Young said she also derives much of a patient’s potential struggle with comorbid disease based on her very first impression of them.
“You’re taught to start evaluating a patient the minute you see them get up in the waiting room,” she said. “A patient will get up, and as they’re walking back, I’m already evaluating (if) they have a little gimp, are they stiff when they’re walking? You can see how they’re getting around, then look at their age and realize, ‘This person’s disease is truly ravaging their body.’”
On the subject of non-pharmacologic interventions for psoriatic disease, Young reiterates the 3 pillars of health hold true: a proper diet, adequate exercise, and a healthy sleep schedule make a difference in her patients. If anything, those components of behavioral health give medical intervention the highest opportunity for success.
“It’s very important, because it makes so many other therapies available to you—so many options, because if you have something else wrong with you, it may limit what my choices would be,” Young said.
Young added there are some other obvious facets to behavioral health that play a role in psoriatic disease management—avoiding excessive drinking, and smoking altogether—but some holistic practices by patients may fall in gray area.
“There’s some data out there related to supplements that people would take, but there’s also a lot of opportunities for people being misdirected,” Young said. “And I don’t want people to think that treating psoriasis is so simple that if you stopped eating something, or avoided eating certain foods, or were so incredibly thin that they wouldn’t have psoriasis.”

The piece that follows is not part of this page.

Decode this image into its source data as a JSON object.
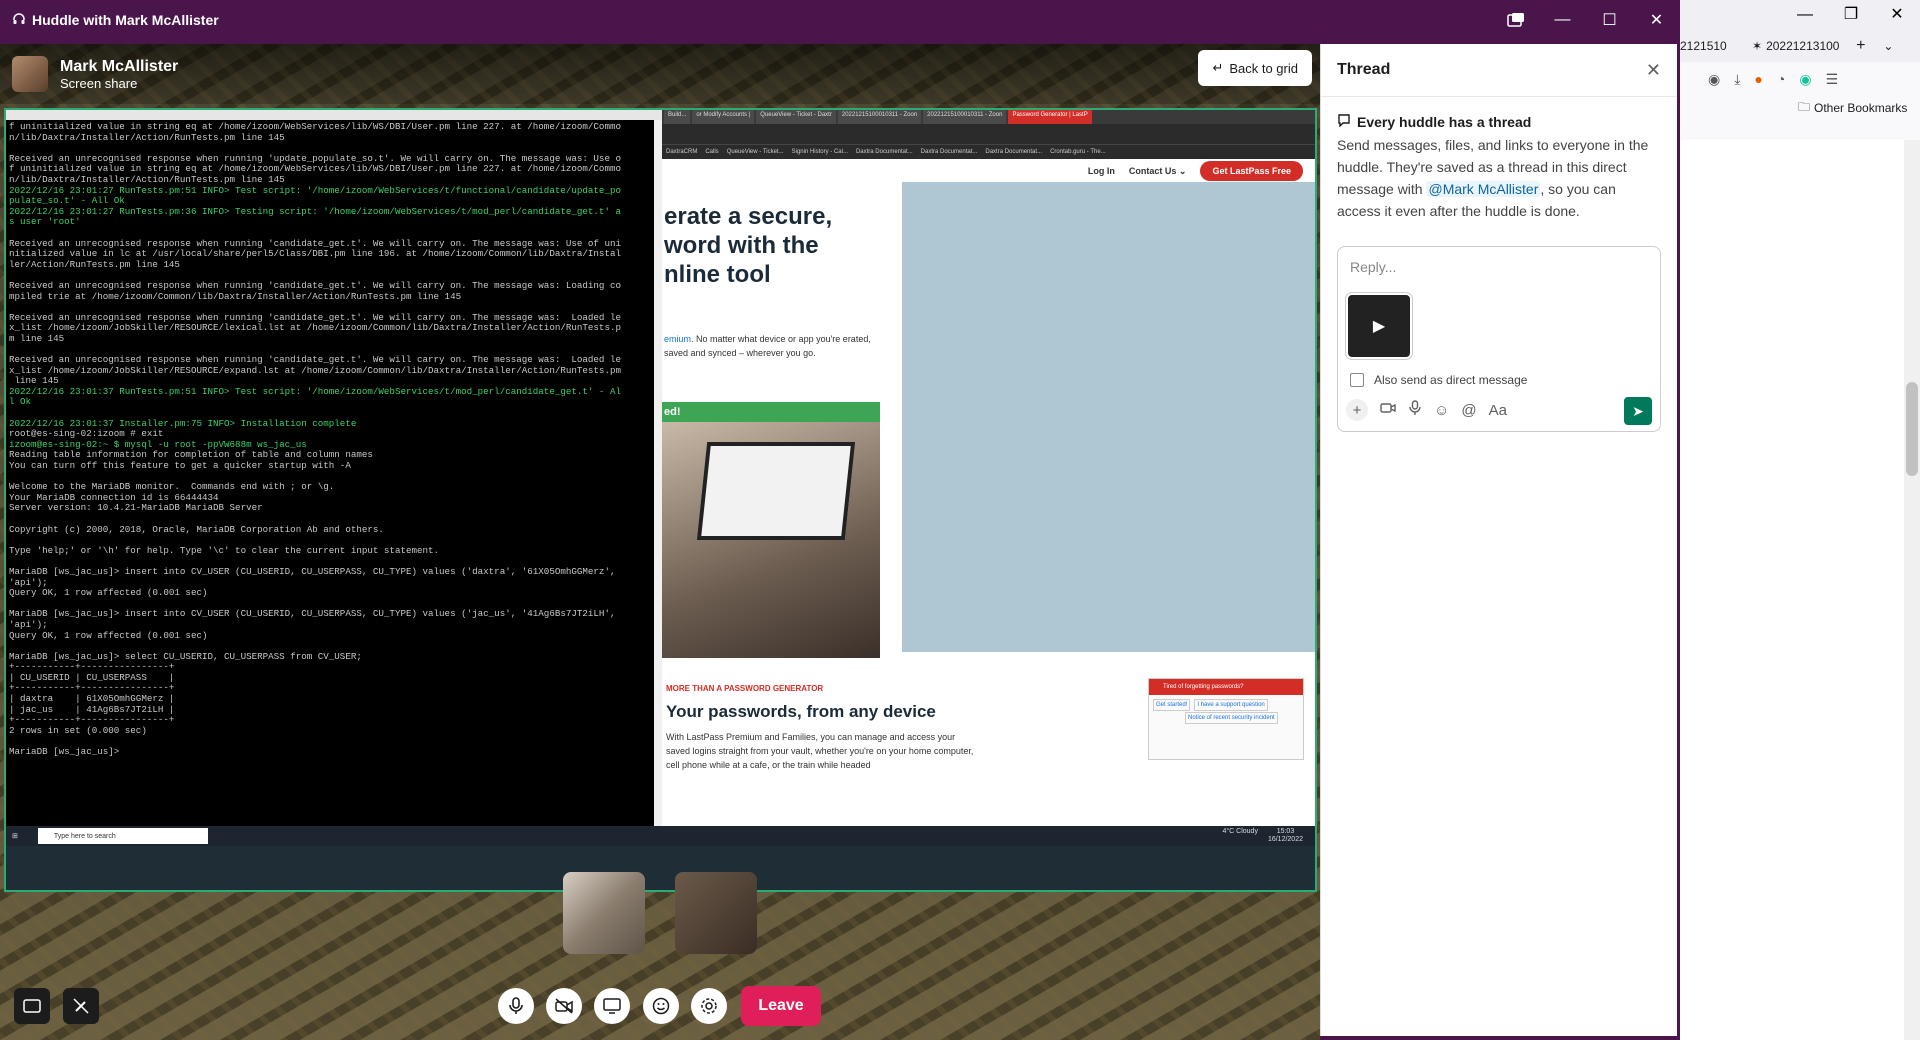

The key is to establish a healthy lifestyle for individual patients—and to ensure they’re not putting pressure on themselves to cure their disease.
“It's just eat right, get a good night of sleep, take care of yourself, get a physical every year,” Young said. “My goal is to help you enjoy your life.”